■ **PROBLEM REQUIREMENTS**
Copy out each line of the listing below in which the string "data" occurs.
══════
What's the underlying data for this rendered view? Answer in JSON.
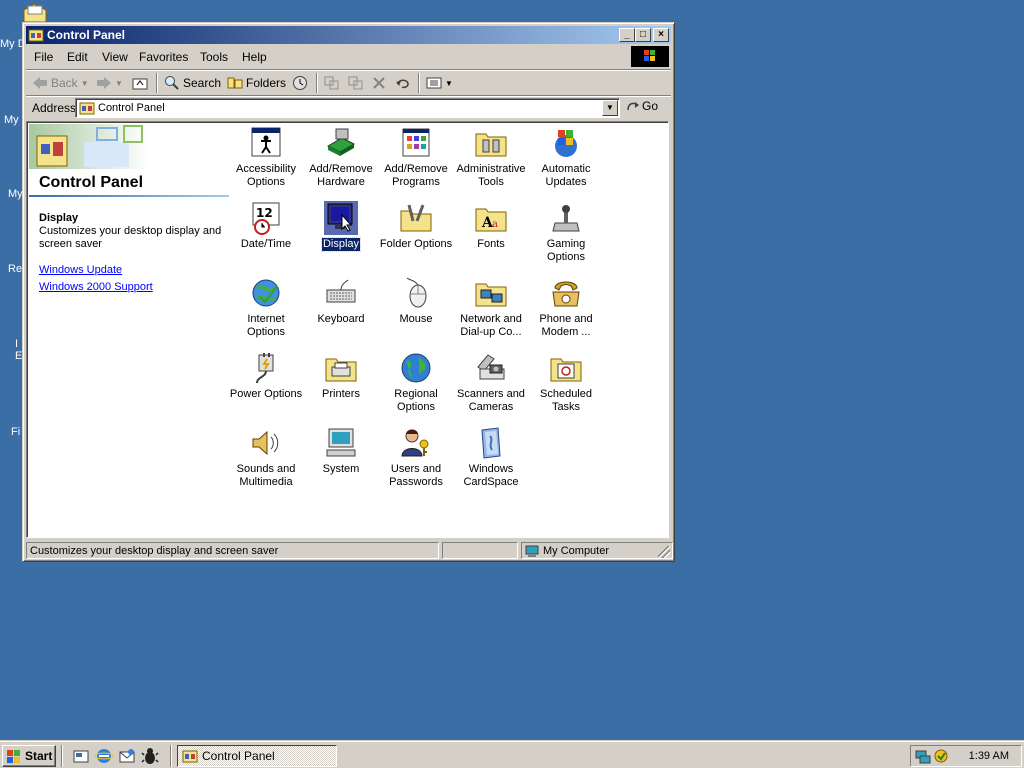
{
  "desktop": {
    "icons": [
      {
        "label": "My D"
      },
      {
        "label": "My"
      },
      {
        "label": "My"
      },
      {
        "label": "Re"
      },
      {
        "label": "I"
      },
      {
        "label": "E"
      },
      {
        "label": "Fi"
      }
    ]
  },
  "window": {
    "title": "Control Panel",
    "controls": {
      "minimize": "_",
      "maximize": "□",
      "close": "×"
    },
    "menu": [
      "File",
      "Edit",
      "View",
      "Favorites",
      "Tools",
      "Help"
    ],
    "toolbar": {
      "back": "Back",
      "search": "Search",
      "folders": "Folders"
    },
    "address": {
      "label": "Address",
      "value": "Control Panel",
      "go": "Go"
    }
  },
  "sidebar": {
    "title": "Control Panel",
    "selected_name": "Display",
    "selected_desc": "Customizes your desktop display and screen saver",
    "links": [
      "Windows Update",
      "Windows 2000 Support"
    ]
  },
  "items": [
    {
      "label": "Accessibility Options",
      "icon": "accessibility-icon"
    },
    {
      "label": "Add/Remove Hardware",
      "icon": "add-remove-hardware-icon"
    },
    {
      "label": "Add/Remove Programs",
      "icon": "add-remove-programs-icon"
    },
    {
      "label": "Administrative Tools",
      "icon": "administrative-tools-icon"
    },
    {
      "label": "Automatic Updates",
      "icon": "automatic-updates-icon"
    },
    {
      "label": "Date/Time",
      "icon": "date-time-icon"
    },
    {
      "label": "Display",
      "icon": "display-icon",
      "selected": true
    },
    {
      "label": "Folder Options",
      "icon": "folder-options-icon"
    },
    {
      "label": "Fonts",
      "icon": "fonts-icon"
    },
    {
      "label": "Gaming Options",
      "icon": "gaming-options-icon"
    },
    {
      "label": "Internet Options",
      "icon": "internet-options-icon"
    },
    {
      "label": "Keyboard",
      "icon": "keyboard-icon"
    },
    {
      "label": "Mouse",
      "icon": "mouse-icon"
    },
    {
      "label": "Network and Dial-up Co...",
      "icon": "network-icon"
    },
    {
      "label": "Phone and Modem ...",
      "icon": "phone-modem-icon"
    },
    {
      "label": "Power Options",
      "icon": "power-options-icon"
    },
    {
      "label": "Printers",
      "icon": "printers-icon"
    },
    {
      "label": "Regional Options",
      "icon": "regional-options-icon"
    },
    {
      "label": "Scanners and Cameras",
      "icon": "scanners-cameras-icon"
    },
    {
      "label": "Scheduled Tasks",
      "icon": "scheduled-tasks-icon"
    },
    {
      "label": "Sounds and Multimedia",
      "icon": "sounds-multimedia-icon"
    },
    {
      "label": "System",
      "icon": "system-icon"
    },
    {
      "label": "Users and Passwords",
      "icon": "users-passwords-icon"
    },
    {
      "label": "Windows CardSpace",
      "icon": "windows-cardspace-icon"
    }
  ],
  "statusbar": {
    "text": "Customizes your desktop display and screen saver",
    "zone": "My Computer"
  },
  "taskbar": {
    "start": "Start",
    "task": "Control Panel",
    "clock": "1:39 AM"
  },
  "colors": {
    "desktop": "#3a6ea5",
    "titlebar_start": "#0a246a",
    "titlebar_end": "#a6caf0",
    "face": "#d4d0c8",
    "selection": "#0a246a",
    "link": "#0000ff"
  }
}
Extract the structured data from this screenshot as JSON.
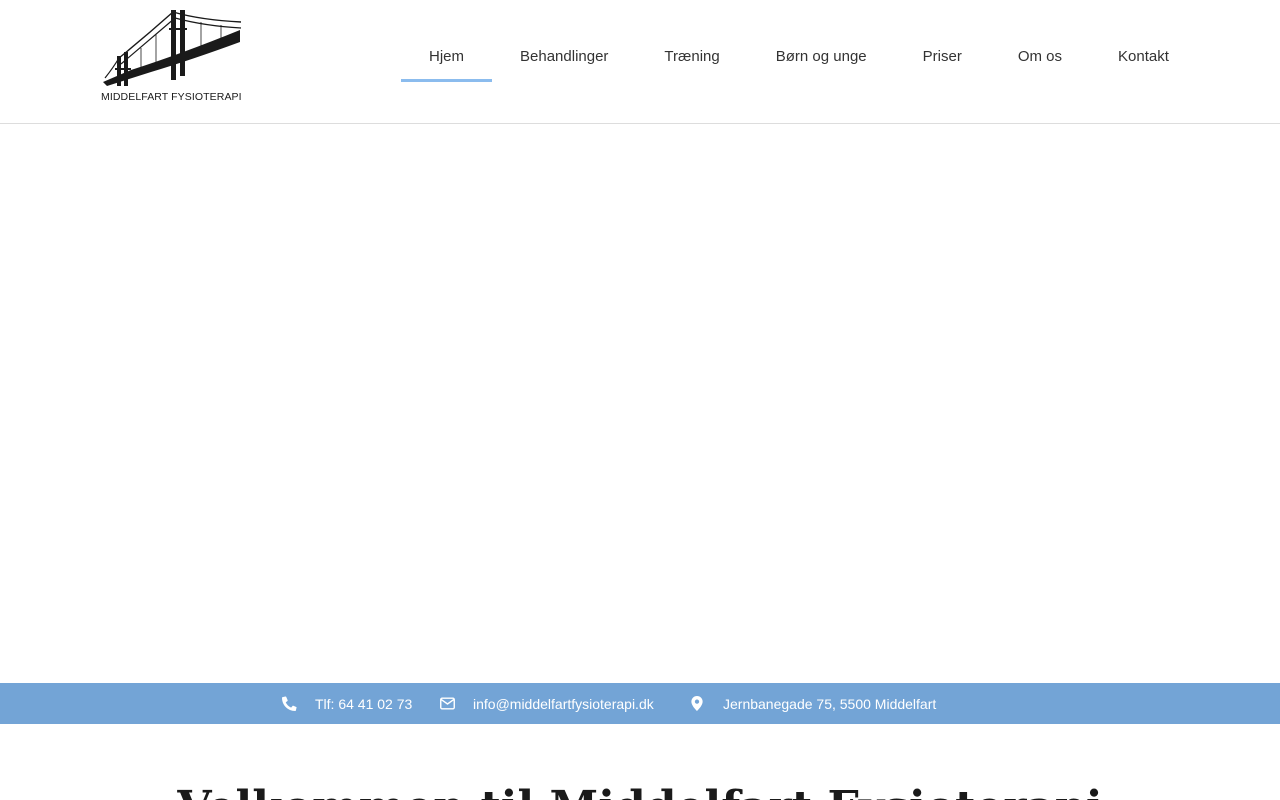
{
  "brand": {
    "logo_text": "MIDDELFART FYSIOTERAPI",
    "logo_icon": "bridge-logo-icon"
  },
  "nav": {
    "items": [
      {
        "label": "Hjem",
        "active": true
      },
      {
        "label": "Behandlinger",
        "active": false
      },
      {
        "label": "Træning",
        "active": false
      },
      {
        "label": "Børn og unge",
        "active": false
      },
      {
        "label": "Priser",
        "active": false
      },
      {
        "label": "Om os",
        "active": false
      },
      {
        "label": "Kontakt",
        "active": false
      }
    ],
    "active_color": "#8bbcee"
  },
  "contact_bar": {
    "background": "#73a4d6",
    "phone": {
      "icon": "phone-icon",
      "text": "Tlf: 64 41 02 73"
    },
    "email": {
      "icon": "envelope-icon",
      "text": "info@middelfartfysioterapi.dk"
    },
    "address": {
      "icon": "map-marker-icon",
      "text": "Jernbanegade 75, 5500 Middelfart"
    }
  },
  "welcome": {
    "heading": "Velkommen til Middelfart Fysioterapi"
  }
}
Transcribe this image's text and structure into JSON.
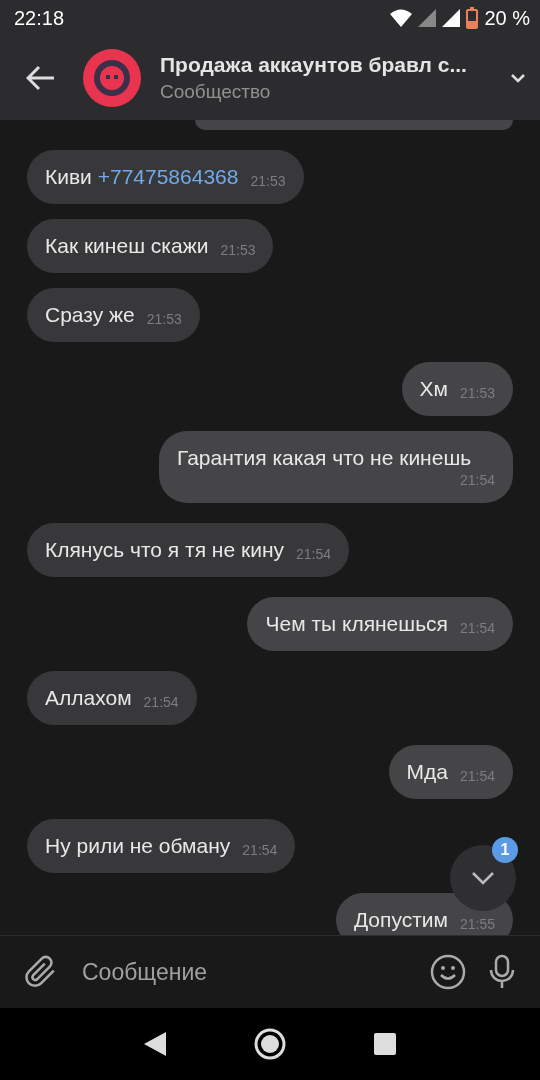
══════
■ **PROBLEM SOLUTION**
What's the underlying data for this rendered view? Answer in JSON.
Extract the structured data from this screenshot as JSON.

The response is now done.